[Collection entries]
══════════════════════════════

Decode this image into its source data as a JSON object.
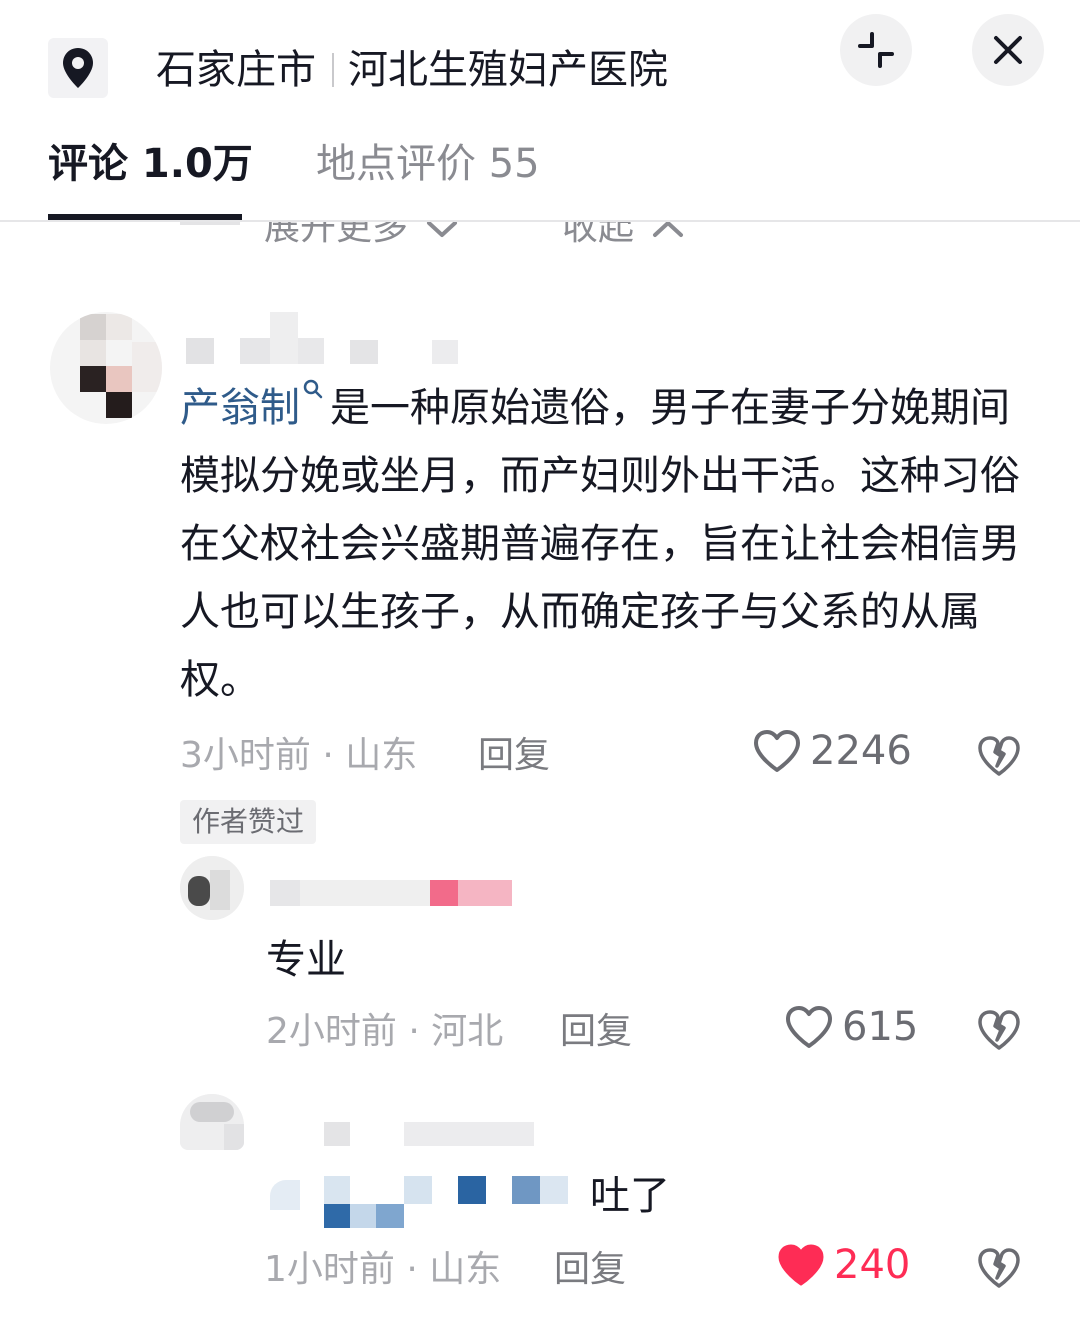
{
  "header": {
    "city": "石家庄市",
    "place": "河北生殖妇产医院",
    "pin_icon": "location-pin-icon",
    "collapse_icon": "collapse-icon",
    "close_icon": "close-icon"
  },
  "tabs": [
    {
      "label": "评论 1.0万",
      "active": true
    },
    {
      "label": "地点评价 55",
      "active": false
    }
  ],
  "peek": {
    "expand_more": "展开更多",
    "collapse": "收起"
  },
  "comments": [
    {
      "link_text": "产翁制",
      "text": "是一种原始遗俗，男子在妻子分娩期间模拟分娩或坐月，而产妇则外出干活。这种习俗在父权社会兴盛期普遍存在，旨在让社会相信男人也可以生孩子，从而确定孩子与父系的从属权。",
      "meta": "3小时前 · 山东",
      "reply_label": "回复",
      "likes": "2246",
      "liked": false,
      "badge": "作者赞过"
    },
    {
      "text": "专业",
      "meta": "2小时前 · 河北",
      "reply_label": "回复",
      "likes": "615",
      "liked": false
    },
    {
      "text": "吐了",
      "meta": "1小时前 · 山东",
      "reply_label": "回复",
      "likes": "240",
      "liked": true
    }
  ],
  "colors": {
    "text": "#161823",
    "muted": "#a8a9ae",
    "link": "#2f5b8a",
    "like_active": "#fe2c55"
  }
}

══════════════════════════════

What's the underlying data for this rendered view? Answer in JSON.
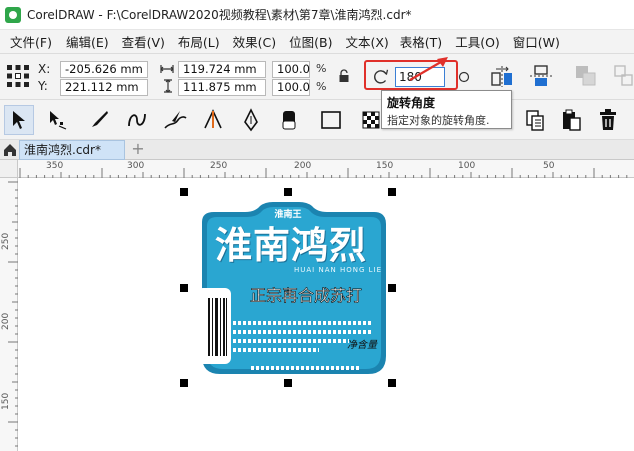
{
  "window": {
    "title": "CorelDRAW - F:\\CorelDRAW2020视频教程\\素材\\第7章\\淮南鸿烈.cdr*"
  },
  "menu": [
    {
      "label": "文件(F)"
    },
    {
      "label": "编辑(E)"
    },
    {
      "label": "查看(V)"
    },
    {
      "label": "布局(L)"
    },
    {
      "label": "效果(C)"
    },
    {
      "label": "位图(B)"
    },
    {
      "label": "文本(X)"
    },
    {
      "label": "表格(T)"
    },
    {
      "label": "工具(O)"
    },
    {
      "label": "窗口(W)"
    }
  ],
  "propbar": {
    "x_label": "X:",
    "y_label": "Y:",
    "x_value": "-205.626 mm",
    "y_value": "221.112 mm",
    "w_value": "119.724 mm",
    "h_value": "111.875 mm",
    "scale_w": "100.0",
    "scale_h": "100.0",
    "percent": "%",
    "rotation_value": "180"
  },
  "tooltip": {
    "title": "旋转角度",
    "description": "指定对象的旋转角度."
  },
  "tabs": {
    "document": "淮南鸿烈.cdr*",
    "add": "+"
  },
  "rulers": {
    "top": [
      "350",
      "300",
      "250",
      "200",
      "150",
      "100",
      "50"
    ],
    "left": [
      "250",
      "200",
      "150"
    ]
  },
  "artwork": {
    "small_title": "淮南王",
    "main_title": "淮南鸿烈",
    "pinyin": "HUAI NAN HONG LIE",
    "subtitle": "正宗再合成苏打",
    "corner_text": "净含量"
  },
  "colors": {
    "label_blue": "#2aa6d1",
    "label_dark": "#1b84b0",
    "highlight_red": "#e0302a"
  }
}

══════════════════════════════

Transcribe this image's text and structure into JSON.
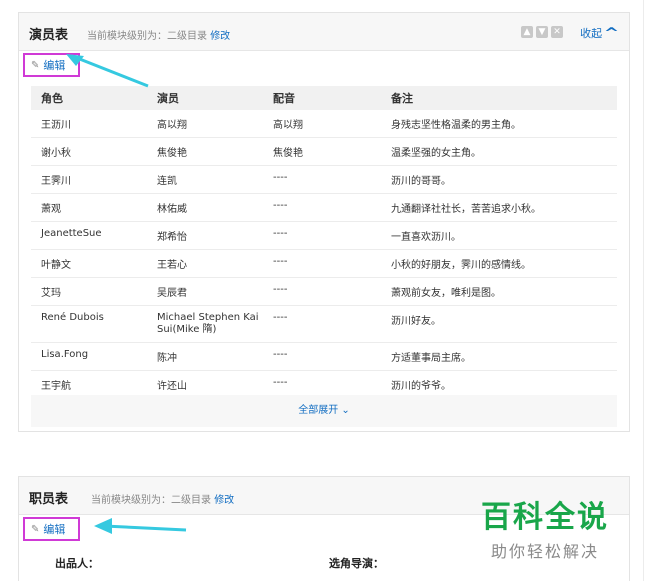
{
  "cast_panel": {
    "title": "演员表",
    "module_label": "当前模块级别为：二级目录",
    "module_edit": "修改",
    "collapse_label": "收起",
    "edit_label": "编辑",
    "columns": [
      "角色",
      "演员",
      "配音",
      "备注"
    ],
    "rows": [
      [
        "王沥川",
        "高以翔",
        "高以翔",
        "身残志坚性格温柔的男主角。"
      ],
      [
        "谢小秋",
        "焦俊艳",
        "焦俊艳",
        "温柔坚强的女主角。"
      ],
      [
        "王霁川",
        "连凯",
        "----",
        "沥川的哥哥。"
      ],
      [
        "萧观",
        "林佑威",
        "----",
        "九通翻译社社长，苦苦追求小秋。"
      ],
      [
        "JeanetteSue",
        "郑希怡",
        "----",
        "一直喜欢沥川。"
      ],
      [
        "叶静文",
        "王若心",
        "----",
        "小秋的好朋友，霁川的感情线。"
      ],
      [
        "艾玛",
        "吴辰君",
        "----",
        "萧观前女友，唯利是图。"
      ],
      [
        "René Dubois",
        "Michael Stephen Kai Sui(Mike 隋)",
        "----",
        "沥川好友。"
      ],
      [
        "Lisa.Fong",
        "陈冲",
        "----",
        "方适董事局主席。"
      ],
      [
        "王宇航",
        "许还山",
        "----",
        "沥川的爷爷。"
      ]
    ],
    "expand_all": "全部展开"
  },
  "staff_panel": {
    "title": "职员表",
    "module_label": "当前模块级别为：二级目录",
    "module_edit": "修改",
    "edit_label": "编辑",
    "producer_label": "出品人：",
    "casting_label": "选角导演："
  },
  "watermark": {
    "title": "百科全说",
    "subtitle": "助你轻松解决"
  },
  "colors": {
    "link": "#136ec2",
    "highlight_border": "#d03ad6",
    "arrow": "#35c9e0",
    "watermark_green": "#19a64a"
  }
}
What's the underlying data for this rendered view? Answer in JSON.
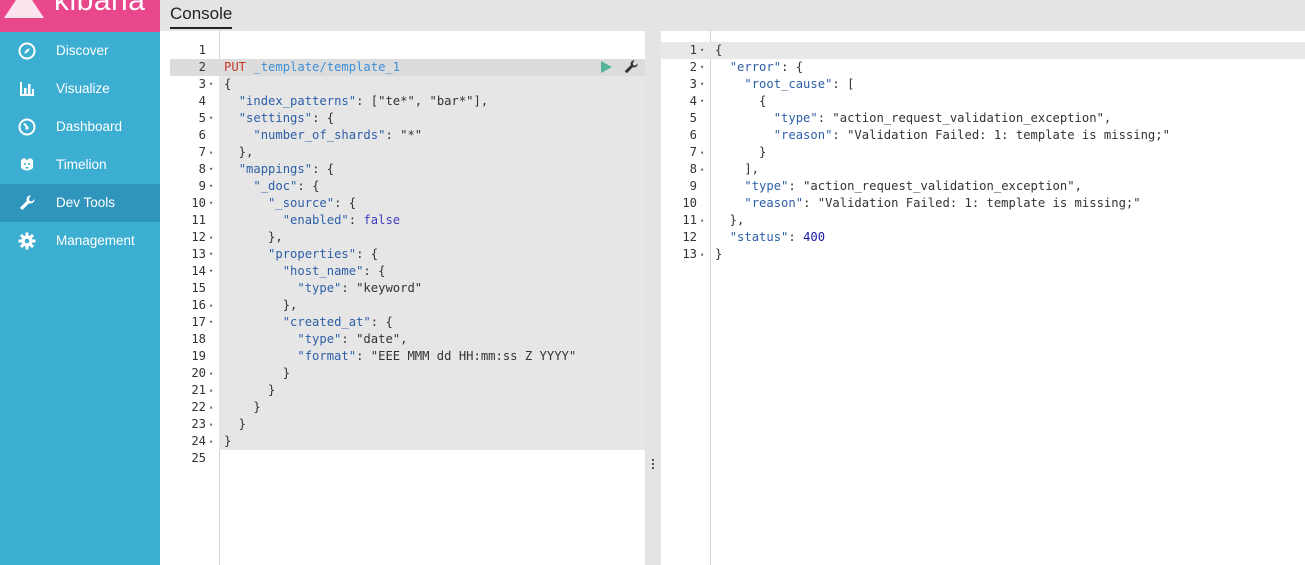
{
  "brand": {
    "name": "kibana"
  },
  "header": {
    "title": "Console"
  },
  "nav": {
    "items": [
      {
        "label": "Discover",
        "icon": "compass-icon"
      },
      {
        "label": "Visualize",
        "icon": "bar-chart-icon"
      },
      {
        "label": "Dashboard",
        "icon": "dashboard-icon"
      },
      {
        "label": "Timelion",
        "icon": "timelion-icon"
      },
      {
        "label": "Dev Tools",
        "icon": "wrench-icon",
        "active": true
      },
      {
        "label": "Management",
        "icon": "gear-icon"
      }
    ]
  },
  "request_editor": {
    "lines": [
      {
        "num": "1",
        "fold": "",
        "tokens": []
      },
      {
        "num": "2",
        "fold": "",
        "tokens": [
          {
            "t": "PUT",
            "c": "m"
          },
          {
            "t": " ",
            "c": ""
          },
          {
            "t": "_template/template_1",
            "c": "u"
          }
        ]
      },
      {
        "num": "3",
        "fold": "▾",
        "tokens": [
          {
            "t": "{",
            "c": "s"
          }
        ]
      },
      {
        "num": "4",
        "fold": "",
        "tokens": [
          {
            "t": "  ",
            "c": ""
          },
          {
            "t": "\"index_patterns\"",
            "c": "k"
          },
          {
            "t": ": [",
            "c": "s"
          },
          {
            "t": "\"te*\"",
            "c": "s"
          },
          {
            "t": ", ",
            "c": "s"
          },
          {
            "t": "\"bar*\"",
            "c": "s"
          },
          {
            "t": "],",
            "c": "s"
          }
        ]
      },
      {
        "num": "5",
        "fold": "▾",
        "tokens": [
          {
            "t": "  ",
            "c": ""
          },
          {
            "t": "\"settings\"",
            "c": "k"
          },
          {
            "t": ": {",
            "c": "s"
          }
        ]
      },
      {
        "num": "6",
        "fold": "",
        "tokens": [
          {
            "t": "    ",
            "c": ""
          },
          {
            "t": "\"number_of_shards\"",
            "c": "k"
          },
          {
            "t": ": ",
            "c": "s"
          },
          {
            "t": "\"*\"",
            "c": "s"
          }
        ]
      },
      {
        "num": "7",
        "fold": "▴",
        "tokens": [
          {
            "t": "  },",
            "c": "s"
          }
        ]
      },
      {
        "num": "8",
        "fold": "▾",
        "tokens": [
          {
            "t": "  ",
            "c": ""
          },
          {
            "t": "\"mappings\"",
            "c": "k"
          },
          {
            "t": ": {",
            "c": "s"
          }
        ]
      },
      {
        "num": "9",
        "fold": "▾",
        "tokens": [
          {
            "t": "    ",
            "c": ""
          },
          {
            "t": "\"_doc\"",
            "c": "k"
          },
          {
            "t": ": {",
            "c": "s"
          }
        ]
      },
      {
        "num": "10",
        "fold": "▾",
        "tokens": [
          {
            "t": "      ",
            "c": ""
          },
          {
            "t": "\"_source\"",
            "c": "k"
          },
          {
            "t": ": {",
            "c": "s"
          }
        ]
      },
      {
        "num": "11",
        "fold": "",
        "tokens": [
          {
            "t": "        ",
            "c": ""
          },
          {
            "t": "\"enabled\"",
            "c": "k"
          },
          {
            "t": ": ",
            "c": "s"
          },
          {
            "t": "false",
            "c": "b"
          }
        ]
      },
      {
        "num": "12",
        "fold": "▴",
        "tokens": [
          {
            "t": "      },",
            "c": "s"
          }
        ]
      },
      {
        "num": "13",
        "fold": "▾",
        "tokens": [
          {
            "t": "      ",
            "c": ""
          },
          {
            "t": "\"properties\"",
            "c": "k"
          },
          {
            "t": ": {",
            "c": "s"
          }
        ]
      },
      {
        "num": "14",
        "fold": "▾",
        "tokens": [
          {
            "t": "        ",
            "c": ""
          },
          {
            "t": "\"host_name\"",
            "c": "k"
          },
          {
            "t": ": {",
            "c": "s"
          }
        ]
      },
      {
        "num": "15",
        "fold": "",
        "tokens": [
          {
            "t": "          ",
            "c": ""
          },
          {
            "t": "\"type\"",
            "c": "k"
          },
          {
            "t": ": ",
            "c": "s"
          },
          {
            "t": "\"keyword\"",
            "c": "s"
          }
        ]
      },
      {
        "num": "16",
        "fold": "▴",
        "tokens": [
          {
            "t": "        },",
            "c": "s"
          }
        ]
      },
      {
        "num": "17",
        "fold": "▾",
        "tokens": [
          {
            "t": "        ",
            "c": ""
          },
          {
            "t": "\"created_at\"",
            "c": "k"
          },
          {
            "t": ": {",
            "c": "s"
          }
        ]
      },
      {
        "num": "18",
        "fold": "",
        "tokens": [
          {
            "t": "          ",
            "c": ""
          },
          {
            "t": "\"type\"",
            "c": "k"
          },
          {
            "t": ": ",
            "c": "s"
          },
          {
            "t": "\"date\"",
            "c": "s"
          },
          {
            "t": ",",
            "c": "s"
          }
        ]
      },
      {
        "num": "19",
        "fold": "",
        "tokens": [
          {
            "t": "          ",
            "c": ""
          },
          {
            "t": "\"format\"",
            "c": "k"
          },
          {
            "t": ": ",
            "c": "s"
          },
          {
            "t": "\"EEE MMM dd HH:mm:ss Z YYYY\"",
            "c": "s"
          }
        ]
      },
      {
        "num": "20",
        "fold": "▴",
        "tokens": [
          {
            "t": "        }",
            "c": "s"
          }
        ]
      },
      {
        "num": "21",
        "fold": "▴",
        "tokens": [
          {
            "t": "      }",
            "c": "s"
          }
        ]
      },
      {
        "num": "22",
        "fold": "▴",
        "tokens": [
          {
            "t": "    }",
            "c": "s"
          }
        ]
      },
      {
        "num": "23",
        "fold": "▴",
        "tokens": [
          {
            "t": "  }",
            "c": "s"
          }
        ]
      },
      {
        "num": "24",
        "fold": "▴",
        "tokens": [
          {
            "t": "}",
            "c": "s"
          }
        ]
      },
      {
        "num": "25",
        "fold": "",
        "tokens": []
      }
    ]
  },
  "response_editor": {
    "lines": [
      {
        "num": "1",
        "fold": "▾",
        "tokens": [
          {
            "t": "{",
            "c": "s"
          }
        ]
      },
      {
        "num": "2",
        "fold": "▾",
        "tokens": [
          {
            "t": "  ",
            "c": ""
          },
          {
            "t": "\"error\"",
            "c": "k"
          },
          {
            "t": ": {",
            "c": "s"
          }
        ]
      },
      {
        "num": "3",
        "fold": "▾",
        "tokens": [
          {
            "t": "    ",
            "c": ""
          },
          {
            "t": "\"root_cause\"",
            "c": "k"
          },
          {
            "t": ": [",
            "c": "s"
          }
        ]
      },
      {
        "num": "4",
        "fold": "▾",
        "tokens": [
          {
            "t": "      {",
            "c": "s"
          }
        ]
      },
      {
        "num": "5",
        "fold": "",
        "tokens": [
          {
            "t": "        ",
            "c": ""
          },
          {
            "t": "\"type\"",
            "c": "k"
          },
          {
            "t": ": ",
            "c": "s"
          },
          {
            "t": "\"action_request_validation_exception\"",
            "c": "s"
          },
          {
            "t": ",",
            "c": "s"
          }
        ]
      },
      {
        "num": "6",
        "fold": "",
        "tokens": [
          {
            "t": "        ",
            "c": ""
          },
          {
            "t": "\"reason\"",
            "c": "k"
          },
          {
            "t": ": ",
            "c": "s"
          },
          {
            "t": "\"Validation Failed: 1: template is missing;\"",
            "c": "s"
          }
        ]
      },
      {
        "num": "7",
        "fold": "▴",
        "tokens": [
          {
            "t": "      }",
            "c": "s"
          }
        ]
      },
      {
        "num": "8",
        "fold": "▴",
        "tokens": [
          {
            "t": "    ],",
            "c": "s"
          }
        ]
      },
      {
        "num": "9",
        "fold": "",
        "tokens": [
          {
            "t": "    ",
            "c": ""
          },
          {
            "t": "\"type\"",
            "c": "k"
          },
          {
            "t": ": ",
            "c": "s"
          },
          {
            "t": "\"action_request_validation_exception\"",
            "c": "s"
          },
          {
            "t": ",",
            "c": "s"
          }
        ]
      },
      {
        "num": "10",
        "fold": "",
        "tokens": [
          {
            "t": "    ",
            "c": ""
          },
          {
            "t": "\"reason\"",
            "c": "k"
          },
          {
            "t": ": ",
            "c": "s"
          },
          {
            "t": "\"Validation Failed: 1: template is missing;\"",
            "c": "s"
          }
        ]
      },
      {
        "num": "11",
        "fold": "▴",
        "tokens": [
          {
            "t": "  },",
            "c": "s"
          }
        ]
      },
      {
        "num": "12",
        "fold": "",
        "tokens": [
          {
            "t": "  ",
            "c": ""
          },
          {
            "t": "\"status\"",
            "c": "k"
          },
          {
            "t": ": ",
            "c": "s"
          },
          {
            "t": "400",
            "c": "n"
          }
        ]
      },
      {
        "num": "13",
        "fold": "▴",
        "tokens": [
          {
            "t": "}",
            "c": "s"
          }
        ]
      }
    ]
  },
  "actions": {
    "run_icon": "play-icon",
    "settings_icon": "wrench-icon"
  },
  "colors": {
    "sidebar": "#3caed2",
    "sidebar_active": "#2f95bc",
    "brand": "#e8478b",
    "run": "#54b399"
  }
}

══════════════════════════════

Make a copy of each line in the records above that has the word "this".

Decode this image into its source data as a JSON object.
What's the underlying data for this rendered view? Answer in JSON.
Transcribe this image's text and structure into JSON.
What's the underlying data for this rendered view? Answer in JSON.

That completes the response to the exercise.